→ What is needed
Set down again each entry exactly as it reads, pictures excluded.

[Opening Record excerpts section]

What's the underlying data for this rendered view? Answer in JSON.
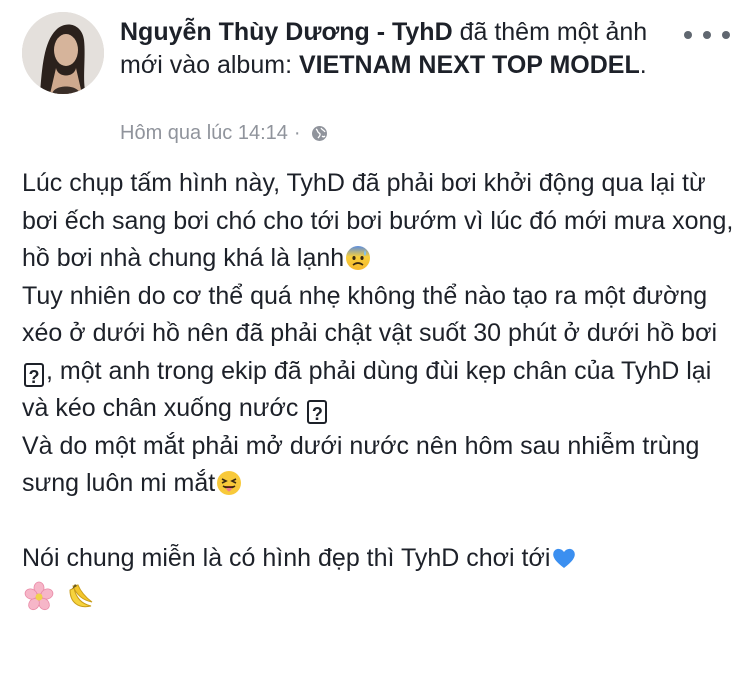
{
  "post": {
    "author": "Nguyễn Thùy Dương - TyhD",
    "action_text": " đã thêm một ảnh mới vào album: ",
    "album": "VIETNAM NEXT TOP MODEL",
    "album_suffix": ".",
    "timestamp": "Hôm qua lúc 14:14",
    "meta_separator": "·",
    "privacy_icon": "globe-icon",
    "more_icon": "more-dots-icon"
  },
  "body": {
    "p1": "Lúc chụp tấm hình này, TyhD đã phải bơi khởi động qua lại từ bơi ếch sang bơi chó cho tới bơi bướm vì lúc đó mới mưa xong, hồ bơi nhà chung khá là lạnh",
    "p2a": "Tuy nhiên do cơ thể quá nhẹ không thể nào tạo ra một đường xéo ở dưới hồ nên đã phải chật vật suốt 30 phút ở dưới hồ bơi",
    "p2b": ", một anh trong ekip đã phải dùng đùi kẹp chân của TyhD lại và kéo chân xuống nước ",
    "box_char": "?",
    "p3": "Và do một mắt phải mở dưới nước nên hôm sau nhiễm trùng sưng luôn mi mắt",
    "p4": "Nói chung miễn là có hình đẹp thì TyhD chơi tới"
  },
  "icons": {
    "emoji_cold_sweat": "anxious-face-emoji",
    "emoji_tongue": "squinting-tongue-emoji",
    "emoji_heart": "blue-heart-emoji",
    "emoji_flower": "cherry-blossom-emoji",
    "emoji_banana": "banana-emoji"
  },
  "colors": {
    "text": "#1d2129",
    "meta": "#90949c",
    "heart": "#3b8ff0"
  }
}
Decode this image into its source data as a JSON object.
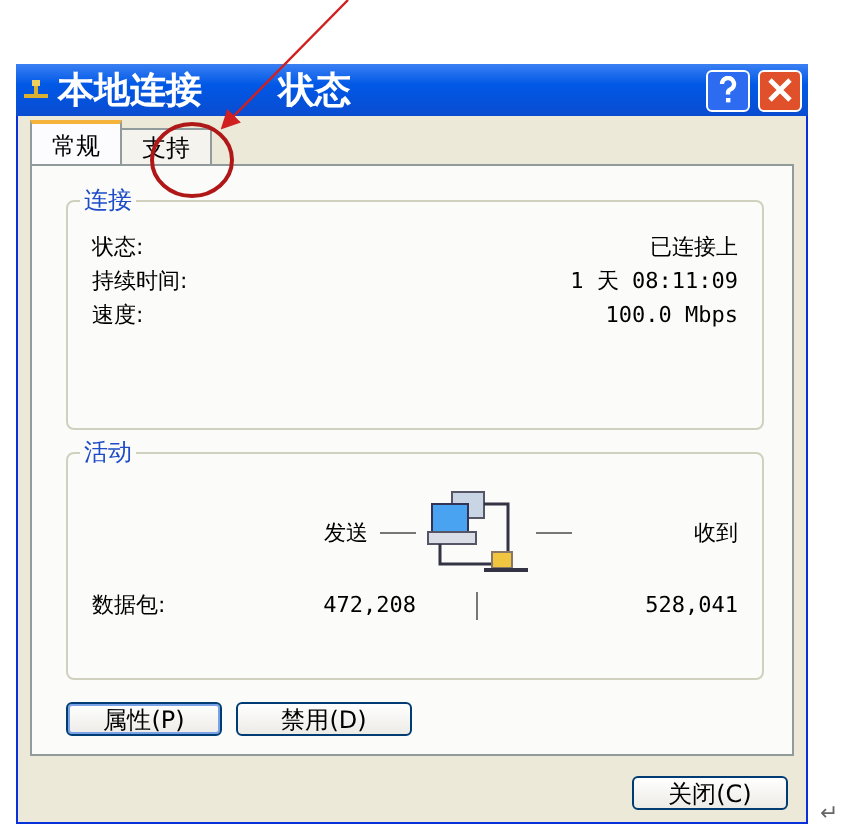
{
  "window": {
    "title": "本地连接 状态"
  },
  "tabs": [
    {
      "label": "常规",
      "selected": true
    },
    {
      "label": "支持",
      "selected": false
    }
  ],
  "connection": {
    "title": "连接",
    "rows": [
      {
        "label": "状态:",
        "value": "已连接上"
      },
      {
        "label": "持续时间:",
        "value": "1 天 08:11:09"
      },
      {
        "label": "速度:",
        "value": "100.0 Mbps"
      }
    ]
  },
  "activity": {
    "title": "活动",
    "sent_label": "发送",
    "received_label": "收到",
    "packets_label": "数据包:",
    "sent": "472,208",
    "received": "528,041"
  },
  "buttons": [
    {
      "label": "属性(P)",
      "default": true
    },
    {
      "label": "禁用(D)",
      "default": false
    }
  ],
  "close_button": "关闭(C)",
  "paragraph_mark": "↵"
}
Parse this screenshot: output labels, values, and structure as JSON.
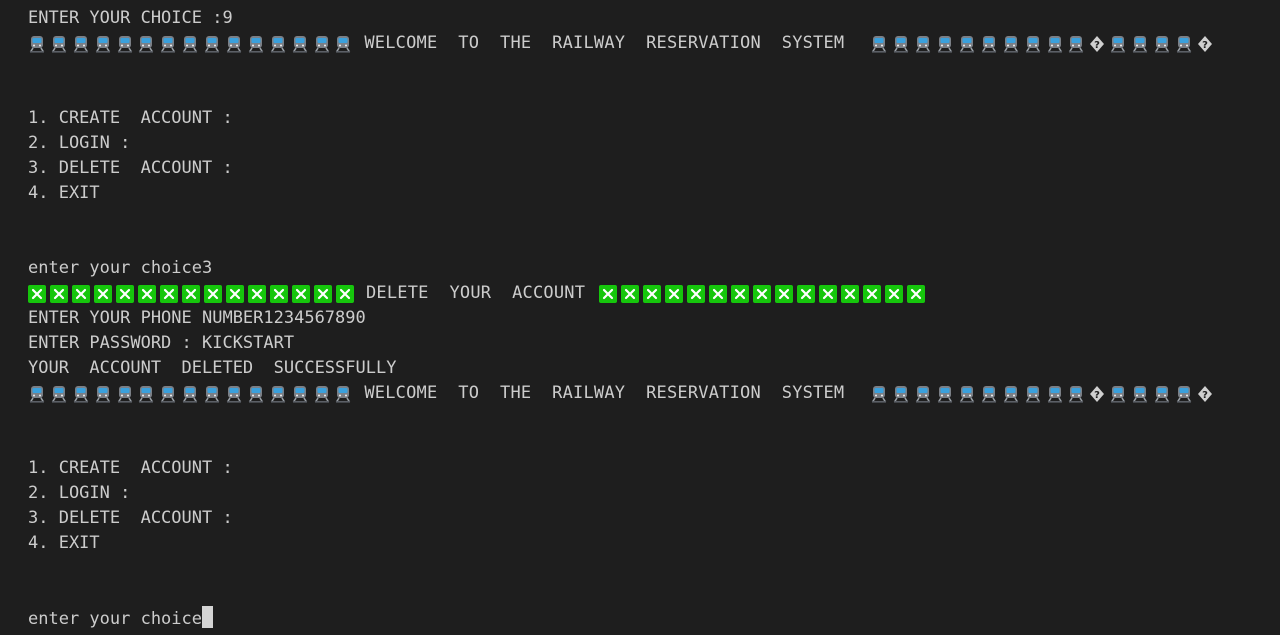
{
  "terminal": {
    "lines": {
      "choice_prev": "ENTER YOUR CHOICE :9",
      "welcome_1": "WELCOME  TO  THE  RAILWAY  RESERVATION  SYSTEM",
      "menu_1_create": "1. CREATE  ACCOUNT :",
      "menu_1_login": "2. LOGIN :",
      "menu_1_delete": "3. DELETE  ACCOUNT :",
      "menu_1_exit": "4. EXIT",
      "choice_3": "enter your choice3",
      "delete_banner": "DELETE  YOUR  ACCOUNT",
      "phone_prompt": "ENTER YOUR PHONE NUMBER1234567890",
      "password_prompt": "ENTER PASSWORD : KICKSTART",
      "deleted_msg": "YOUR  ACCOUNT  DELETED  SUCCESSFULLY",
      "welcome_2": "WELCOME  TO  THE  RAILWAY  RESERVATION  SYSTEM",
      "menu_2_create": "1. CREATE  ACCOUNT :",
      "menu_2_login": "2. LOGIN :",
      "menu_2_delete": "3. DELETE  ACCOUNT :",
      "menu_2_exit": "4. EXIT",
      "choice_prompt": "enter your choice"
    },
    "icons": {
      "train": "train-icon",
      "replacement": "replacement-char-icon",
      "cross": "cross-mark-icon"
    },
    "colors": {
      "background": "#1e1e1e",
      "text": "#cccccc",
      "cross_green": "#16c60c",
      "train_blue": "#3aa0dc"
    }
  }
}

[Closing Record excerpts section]

→ Solution for this task
What's the underlying data for this rendered view? Answer in JSON.
{
  "post": {
    "author": "Nguyễn Thùy Dương - TyhD",
    "action_text": " đã thêm một ảnh mới vào album: ",
    "album": "VIETNAM NEXT TOP MODEL",
    "album_suffix": ".",
    "timestamp": "Hôm qua lúc 14:14",
    "meta_separator": "·",
    "privacy_icon": "globe-icon",
    "more_icon": "more-dots-icon"
  },
  "body": {
    "p1": "Lúc chụp tấm hình này, TyhD đã phải bơi khởi động qua lại từ bơi ếch sang bơi chó cho tới bơi bướm vì lúc đó mới mưa xong, hồ bơi nhà chung khá là lạnh",
    "p2a": "Tuy nhiên do cơ thể quá nhẹ không thể nào tạo ra một đường xéo ở dưới hồ nên đã phải chật vật suốt 30 phút ở dưới hồ bơi",
    "p2b": ", một anh trong ekip đã phải dùng đùi kẹp chân của TyhD lại và kéo chân xuống nước ",
    "box_char": "?",
    "p3": "Và do một mắt phải mở dưới nước nên hôm sau nhiễm trùng sưng luôn mi mắt",
    "p4": "Nói chung miễn là có hình đẹp thì TyhD chơi tới"
  },
  "icons": {
    "emoji_cold_sweat": "anxious-face-emoji",
    "emoji_tongue": "squinting-tongue-emoji",
    "emoji_heart": "blue-heart-emoji",
    "emoji_flower": "cherry-blossom-emoji",
    "emoji_banana": "banana-emoji"
  },
  "colors": {
    "text": "#1d2129",
    "meta": "#90949c",
    "heart": "#3b8ff0"
  }
}
Decode this image into its source data as a JSON object.
{
  "window": {
    "title": "本地连接 状态"
  },
  "tabs": [
    {
      "label": "常规",
      "selected": true
    },
    {
      "label": "支持",
      "selected": false
    }
  ],
  "connection": {
    "title": "连接",
    "rows": [
      {
        "label": "状态:",
        "value": "已连接上"
      },
      {
        "label": "持续时间:",
        "value": "1 天 08:11:09"
      },
      {
        "label": "速度:",
        "value": "100.0 Mbps"
      }
    ]
  },
  "activity": {
    "title": "活动",
    "sent_label": "发送",
    "received_label": "收到",
    "packets_label": "数据包:",
    "sent": "472,208",
    "received": "528,041"
  },
  "buttons": [
    {
      "label": "属性(P)",
      "default": true
    },
    {
      "label": "禁用(D)",
      "default": false
    }
  ],
  "close_button": "关闭(C)",
  "paragraph_mark": "↵"
}
Parse this screenshot: output labels, values, and structure as JSON.
{
  "terminal": {
    "lines": {
      "choice_prev": "ENTER YOUR CHOICE :9",
      "welcome_1": "WELCOME  TO  THE  RAILWAY  RESERVATION  SYSTEM",
      "menu_1_create": "1. CREATE  ACCOUNT :",
      "menu_1_login": "2. LOGIN :",
      "menu_1_delete": "3. DELETE  ACCOUNT :",
      "menu_1_exit": "4. EXIT",
      "choice_3": "enter your choice3",
      "delete_banner": "DELETE  YOUR  ACCOUNT",
      "phone_prompt": "ENTER YOUR PHONE NUMBER1234567890",
      "password_prompt": "ENTER PASSWORD : KICKSTART",
      "deleted_msg": "YOUR  ACCOUNT  DELETED  SUCCESSFULLY",
      "welcome_2": "WELCOME  TO  THE  RAILWAY  RESERVATION  SYSTEM",
      "menu_2_create": "1. CREATE  ACCOUNT :",
      "menu_2_login": "2. LOGIN :",
      "menu_2_delete": "3. DELETE  ACCOUNT :",
      "menu_2_exit": "4. EXIT",
      "choice_prompt": "enter your choice"
    },
    "icons": {
      "train": "train-icon",
      "replacement": "replacement-char-icon",
      "cross": "cross-mark-icon"
    },
    "colors": {
      "background": "#1e1e1e",
      "text": "#cccccc",
      "cross_green": "#16c60c",
      "train_blue": "#3aa0dc"
    }
  }
}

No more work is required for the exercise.